This document is for discussion, comments and suggestions. The purpose is to demonstrate the dimensions of the 42” 150# flange in relation to bolt load requirements for leak tightness. The 300# flange is used to illustrate the differences and the cause for possible tightness problems in case a spiral wound gasket is used

Possible unfavorable leak tightness with spiral wound gasket

Description

The flange image below is to scale:

Figure: ASME B16.47A – 42” 150# and related ASME B16.20 spiral wound gasket

The required bolt load for seating gasket was difficult to reach or not possible during the calculation of the flange. The EN 1591-1 was used to calculate the bolt for minimum leak tightness of the gasket.

In the quest to find the cause, the 300# flange was also calculated and there was no problem to tighten the gasket. The 300# flange, to scale, is shown below:

Figure: ASME B16.47A – 42” 300# and related ASME B16.20 spiral wound gasket

The reader could notice that the 300# flange is much more compact than the 150# flange. It seams that the bolt circle for a 150# is much larger than the bolt circle for a 300# flange.

It can be calculated (by formula or by finite element analysis) that if the distance between the bolt circle and the seating face is larger, the stresses in the hub connecting to the flange ring will increase. Secondly the flange will rotate more with the same bolt load.

The following figure shows the same flanges 150# and 300# opposite of each other with the relevant gaskets to further see the dimensional differences.

Figure: ASME B16.47A – 42” 150# (red) and 300# (blue), dimensions in millimeter

The main dimension are shown according ASME B16.47A:2017 and ASME B16.20:2017. Please notice the outside raised face (RF) distance from the center and the spiral wound seating outside distance to the center.

The lever arm for the bolt load in relation with the gasket seating face is shown in a box. The 150# lever arm is 66.65 mm and the 300# is 42.8 mm. Due to this larger lever arm the 150# flange will already rotate more than the 300# if other dimensions would be the same.

The next image shows the seating area in more detail.

Figure: ASME B16.47A – 42” 150# (red) and 300# (blue), seating area
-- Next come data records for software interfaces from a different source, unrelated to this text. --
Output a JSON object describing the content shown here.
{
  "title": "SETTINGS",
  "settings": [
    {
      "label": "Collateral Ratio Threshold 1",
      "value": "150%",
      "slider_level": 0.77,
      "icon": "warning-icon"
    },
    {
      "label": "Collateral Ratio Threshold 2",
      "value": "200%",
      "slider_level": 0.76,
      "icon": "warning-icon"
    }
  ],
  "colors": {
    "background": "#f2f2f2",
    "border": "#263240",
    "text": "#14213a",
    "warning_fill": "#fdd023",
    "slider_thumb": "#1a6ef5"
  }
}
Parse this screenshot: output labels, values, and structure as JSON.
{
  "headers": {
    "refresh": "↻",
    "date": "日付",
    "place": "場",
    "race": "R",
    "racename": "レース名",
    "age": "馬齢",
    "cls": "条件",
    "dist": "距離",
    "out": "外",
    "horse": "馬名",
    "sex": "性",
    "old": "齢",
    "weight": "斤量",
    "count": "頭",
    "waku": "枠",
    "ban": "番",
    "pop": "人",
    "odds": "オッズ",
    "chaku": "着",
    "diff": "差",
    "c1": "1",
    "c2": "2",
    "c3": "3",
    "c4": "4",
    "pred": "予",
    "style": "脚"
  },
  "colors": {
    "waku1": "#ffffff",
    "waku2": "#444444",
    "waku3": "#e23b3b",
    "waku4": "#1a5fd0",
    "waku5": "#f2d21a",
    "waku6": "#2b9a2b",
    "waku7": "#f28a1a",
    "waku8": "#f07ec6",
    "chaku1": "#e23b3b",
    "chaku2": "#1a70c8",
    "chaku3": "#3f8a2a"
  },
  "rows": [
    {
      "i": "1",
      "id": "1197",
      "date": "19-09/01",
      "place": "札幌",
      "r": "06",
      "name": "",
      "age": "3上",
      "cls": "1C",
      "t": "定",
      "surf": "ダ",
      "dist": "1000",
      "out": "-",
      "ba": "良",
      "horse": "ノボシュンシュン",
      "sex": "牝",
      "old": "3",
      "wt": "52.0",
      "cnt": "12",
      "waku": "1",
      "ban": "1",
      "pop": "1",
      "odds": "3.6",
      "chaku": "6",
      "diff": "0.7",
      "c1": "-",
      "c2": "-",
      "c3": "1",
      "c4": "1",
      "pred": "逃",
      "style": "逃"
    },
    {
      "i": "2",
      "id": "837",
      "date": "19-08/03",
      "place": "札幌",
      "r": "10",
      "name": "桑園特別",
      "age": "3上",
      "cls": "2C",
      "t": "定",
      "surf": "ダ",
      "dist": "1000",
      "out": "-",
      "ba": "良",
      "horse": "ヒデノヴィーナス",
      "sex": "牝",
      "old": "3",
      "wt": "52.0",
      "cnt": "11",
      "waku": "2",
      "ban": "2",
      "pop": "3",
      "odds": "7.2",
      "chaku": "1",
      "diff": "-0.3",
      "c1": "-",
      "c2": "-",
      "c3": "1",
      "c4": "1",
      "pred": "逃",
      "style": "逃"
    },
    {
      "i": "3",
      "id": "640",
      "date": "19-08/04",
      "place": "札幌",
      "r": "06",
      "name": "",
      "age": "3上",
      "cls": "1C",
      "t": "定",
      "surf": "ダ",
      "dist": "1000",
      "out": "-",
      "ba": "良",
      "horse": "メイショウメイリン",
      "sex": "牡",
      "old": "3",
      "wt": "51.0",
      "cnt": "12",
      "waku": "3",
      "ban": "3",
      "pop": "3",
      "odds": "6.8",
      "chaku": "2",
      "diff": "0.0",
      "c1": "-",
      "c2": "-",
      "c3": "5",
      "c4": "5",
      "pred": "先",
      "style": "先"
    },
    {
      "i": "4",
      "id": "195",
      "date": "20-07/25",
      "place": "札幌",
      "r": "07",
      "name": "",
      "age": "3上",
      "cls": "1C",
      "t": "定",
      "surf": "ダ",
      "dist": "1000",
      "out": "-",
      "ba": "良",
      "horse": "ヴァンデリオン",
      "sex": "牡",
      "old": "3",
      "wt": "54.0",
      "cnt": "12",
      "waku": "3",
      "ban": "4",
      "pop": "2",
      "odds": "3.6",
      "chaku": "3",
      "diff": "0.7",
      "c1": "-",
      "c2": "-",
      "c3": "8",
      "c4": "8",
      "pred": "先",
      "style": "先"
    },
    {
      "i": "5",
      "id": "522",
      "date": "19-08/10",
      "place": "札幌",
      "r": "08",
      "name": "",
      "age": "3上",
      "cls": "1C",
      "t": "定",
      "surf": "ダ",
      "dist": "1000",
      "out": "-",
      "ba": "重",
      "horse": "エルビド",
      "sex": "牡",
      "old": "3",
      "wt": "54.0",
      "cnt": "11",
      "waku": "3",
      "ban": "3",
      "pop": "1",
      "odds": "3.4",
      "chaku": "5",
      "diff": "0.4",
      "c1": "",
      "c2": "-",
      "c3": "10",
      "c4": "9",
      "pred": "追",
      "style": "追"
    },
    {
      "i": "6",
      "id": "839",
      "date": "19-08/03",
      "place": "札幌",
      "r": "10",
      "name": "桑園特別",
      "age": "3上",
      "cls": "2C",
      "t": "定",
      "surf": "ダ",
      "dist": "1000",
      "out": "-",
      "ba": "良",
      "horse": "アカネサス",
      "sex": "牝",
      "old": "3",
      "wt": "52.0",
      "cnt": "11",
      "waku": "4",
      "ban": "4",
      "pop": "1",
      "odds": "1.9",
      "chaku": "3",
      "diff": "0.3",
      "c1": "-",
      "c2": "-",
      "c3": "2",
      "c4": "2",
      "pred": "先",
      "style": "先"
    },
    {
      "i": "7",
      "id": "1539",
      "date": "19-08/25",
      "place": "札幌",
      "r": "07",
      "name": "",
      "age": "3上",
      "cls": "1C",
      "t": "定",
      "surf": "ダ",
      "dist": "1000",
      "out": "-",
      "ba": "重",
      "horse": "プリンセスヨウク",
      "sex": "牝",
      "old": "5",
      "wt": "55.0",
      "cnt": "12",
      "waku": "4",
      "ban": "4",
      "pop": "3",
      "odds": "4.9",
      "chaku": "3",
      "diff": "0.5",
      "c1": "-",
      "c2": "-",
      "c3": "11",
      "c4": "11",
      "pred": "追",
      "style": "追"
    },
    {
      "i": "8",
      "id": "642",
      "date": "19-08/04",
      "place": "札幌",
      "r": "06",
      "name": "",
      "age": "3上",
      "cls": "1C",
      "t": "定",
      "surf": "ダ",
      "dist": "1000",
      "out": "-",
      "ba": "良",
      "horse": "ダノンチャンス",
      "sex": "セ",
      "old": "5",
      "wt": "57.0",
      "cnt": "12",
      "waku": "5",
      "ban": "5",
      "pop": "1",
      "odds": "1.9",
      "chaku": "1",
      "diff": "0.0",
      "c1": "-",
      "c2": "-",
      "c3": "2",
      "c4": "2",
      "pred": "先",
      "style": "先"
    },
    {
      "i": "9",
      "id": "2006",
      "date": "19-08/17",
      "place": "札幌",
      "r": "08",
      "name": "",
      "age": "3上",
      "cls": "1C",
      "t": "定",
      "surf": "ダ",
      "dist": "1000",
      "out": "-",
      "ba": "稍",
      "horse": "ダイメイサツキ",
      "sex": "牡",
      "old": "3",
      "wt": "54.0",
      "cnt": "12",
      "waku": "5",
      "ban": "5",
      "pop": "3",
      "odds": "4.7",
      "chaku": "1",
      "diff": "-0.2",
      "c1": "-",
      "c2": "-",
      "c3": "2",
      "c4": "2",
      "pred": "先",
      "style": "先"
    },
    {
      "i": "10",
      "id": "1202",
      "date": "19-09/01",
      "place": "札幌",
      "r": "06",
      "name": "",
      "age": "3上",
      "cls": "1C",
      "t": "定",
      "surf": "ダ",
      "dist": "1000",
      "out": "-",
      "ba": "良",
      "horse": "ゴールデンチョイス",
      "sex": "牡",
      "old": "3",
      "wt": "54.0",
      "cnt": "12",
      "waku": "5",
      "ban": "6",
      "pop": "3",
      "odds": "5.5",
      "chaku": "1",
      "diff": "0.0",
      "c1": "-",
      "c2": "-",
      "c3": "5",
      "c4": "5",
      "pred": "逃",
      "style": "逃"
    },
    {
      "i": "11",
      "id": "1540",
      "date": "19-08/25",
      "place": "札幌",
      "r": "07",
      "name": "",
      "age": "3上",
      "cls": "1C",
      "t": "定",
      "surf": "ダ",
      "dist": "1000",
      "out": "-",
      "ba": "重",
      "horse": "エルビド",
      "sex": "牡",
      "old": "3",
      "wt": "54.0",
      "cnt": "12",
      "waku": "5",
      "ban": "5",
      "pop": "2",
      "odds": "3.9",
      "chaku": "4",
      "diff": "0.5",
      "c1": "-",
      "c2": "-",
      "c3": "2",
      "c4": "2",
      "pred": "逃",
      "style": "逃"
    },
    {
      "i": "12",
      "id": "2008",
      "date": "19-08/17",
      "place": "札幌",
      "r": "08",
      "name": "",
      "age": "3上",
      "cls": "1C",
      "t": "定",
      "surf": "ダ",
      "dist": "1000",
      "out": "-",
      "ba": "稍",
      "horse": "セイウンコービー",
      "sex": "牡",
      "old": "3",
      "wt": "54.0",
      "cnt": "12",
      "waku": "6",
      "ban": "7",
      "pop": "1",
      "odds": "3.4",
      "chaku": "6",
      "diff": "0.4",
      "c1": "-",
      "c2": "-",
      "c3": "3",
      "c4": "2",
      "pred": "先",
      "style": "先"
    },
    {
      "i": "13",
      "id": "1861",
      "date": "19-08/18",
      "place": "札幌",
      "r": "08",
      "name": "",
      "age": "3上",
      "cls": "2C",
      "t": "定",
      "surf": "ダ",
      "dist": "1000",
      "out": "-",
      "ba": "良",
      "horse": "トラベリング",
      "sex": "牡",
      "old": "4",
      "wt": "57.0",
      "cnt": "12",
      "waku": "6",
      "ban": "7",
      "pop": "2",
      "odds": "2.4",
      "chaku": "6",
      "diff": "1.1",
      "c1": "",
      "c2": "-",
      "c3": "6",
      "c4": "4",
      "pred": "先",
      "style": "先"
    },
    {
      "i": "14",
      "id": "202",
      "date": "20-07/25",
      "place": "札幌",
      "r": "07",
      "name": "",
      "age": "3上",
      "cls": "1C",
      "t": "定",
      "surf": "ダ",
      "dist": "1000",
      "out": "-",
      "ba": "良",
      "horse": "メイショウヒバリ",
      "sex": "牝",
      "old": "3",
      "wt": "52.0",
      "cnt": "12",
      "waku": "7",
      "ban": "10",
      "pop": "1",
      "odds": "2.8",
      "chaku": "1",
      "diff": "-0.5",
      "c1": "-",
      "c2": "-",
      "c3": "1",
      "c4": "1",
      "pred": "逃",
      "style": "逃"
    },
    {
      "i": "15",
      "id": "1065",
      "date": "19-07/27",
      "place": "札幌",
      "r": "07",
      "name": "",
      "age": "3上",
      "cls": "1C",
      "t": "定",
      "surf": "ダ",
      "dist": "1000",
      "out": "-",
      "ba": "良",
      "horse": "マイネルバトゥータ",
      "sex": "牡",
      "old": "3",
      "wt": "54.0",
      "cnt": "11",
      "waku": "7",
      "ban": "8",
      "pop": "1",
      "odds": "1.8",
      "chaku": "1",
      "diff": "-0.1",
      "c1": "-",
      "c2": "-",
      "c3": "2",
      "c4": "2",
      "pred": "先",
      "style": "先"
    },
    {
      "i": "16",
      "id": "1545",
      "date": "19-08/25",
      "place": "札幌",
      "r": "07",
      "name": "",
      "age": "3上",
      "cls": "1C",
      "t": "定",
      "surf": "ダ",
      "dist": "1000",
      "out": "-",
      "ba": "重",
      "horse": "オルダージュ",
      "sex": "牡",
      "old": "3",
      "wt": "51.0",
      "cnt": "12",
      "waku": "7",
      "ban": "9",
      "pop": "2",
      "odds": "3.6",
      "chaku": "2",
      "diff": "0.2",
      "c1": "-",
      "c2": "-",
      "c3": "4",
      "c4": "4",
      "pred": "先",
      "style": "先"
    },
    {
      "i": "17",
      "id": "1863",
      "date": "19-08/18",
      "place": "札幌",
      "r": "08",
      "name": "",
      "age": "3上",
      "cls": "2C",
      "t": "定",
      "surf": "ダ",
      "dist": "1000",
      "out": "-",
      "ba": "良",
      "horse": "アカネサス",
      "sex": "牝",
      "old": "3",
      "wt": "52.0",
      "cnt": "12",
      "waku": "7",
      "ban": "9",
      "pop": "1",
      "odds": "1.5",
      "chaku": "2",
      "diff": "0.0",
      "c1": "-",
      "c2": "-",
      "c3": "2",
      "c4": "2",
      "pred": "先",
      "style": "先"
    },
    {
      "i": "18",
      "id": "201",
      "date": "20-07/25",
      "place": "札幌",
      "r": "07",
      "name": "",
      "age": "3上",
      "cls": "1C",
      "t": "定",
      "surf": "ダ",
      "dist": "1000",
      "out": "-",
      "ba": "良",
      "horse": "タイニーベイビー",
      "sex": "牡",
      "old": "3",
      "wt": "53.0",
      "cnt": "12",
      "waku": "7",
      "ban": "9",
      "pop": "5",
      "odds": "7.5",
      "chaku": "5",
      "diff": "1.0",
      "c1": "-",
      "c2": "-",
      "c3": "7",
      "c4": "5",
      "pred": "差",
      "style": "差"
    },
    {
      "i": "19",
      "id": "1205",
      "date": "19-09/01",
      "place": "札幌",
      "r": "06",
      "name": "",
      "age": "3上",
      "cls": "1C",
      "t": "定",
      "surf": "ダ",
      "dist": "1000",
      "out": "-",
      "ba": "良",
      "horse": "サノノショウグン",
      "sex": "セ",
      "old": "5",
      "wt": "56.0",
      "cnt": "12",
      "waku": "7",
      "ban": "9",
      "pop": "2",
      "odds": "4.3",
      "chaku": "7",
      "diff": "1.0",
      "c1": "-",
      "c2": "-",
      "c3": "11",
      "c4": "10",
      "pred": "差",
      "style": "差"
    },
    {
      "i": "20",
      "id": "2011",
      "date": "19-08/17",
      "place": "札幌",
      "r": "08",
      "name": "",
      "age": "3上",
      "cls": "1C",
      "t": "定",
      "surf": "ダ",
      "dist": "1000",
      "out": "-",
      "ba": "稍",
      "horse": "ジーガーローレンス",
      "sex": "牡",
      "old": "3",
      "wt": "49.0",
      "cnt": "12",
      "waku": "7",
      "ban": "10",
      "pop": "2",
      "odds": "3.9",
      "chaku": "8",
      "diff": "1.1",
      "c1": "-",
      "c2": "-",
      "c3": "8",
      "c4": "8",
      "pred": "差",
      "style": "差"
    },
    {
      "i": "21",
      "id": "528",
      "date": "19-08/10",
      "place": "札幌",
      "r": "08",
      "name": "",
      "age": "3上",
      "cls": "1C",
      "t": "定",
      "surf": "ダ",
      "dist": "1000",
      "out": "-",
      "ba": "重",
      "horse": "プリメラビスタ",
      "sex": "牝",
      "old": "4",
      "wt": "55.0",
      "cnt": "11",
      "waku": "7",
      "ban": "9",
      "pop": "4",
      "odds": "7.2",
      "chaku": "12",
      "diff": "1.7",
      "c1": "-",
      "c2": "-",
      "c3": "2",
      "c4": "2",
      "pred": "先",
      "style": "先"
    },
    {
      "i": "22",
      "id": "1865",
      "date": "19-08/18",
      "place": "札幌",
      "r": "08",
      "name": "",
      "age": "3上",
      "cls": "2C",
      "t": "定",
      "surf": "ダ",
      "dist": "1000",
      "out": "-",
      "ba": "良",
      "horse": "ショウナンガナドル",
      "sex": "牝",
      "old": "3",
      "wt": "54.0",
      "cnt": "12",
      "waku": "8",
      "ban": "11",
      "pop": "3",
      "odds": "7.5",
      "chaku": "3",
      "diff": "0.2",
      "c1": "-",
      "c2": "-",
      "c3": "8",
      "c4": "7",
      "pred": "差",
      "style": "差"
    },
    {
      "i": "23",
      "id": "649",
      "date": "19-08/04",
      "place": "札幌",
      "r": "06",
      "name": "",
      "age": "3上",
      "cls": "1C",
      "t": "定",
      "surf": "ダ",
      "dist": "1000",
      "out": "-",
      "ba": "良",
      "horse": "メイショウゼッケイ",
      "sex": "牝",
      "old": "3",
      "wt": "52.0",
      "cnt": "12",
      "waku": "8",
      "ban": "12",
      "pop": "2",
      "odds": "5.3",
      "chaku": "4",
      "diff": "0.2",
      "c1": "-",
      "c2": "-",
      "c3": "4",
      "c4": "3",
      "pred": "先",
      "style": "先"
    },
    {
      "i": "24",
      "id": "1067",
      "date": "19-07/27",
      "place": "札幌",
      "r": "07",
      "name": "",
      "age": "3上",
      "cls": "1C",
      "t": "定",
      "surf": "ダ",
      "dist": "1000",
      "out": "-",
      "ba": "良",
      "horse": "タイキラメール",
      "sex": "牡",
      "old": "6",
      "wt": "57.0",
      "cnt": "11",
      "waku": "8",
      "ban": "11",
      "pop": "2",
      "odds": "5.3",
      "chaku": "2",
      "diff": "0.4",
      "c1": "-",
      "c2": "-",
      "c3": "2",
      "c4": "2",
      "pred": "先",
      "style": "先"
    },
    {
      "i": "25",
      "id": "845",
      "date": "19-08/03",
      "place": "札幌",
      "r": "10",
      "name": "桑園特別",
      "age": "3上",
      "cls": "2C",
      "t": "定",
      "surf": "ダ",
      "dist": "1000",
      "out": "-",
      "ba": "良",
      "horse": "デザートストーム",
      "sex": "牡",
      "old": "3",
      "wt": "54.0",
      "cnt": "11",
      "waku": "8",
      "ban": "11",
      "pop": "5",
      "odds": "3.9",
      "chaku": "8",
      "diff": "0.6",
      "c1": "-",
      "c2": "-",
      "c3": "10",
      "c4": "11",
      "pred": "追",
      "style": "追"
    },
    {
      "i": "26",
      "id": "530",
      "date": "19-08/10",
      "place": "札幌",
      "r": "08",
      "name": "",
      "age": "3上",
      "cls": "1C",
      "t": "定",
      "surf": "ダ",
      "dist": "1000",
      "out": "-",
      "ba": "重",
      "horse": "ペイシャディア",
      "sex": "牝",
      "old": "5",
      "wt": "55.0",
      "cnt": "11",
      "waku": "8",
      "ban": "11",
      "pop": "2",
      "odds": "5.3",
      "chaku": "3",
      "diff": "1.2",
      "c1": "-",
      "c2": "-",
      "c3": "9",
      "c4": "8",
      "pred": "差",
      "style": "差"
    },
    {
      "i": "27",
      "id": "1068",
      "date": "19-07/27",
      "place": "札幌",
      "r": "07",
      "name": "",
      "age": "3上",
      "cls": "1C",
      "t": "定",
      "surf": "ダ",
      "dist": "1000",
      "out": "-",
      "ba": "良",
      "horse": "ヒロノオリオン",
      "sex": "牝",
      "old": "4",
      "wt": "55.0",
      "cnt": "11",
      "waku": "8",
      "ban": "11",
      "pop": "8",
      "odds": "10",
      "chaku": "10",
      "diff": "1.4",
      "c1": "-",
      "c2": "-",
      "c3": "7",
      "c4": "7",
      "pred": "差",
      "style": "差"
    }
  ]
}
The figure show that in both cases, 150# and 300#, the raised face (RF) is close to the bolt holes. The seating face (SPW) of the gasket for the 300# (blue) close to the edge of the raised face but the 150# (red) seating face is quite a distance from the raised face edge. A large part of the raised face to the bolt is covered by the outer ring of the gasket. The reason for having the seating close to the inside bore of the flange is most probably to have a minimum area for holding fluid, for contamination reasons and also to have minimum internal pressure on the raised face working in the opposite direction of the bolt load.

The current design of the 150# flange introduces possible problems with the spiral wound gasket, refer to below image:

Figure: ASME B16.47A – 42” 150# (red) and 300# (blue), location of forces

The above image shows the forces of the gasket seating and the bolt load with the red and blue arrows. The influence and forces of internal pressure and outside (pipe stress) forces are omitted for simplicity.

The tightening of the bolts will compress the gasket seating area for example from 4.50 mm to 3.67 mm thickness. The outer ring of the spiral wound gasket according the standard is 2.97 mm. Due to the rotation of the flange ring, the raised face of the 150# flange might touch the outer ring of the gasket before the required assembly bolt load is reached.

For example: if the flange rotates 0.6 degree and the distance between the gasket seating outer diameter and the raised face outer diameter is 35 mm the edge raised face will come 0.37 mm closer to the outer gasket ring. This is problematic in this example because (3.67 mm – 2.97 mm) / 2 = 0.35 mm is less than 0.37 mm. With even higher bolt loads, and thus more compression of the gasket and more rotation of the flange ring, the flange will touch the outer ring of the gasket and the flange will be further lifted from the seating area of the gasket.

Another problematic issue is the stress in the hub connecting to the flange ring in the 150# flange. If the seating face of the spiral wound would be at the edge of the raised face the stress in the flange would be at least 35% lower allowing for a similar higher bolt load, less rotation and better leak tightness of the gasket. This assumption includes the influence of the internal pressure on the larger exposed raised face area to the fluid pressure.

Conclusion

This document compares the dimensional design of ASME B16.47A – 42” 150# and 300# flange with the corresponding ASME B16.20 spiral wound gasket.

There are two potential problems highlighted for the 150# flange:

• Possible contact of the flange with outer ring of the gasket
• High stresses in flange hub/ring area due to the larger diameter of the bolt circle

There is room for improvement of the design of the ASME B16.47A – 42” 150# flange. A more compact design like the 300# flange could be a step in the right direction and provide better leak tightness with a spiral wound gasket

(This report has been sent to the ASME B16 committee)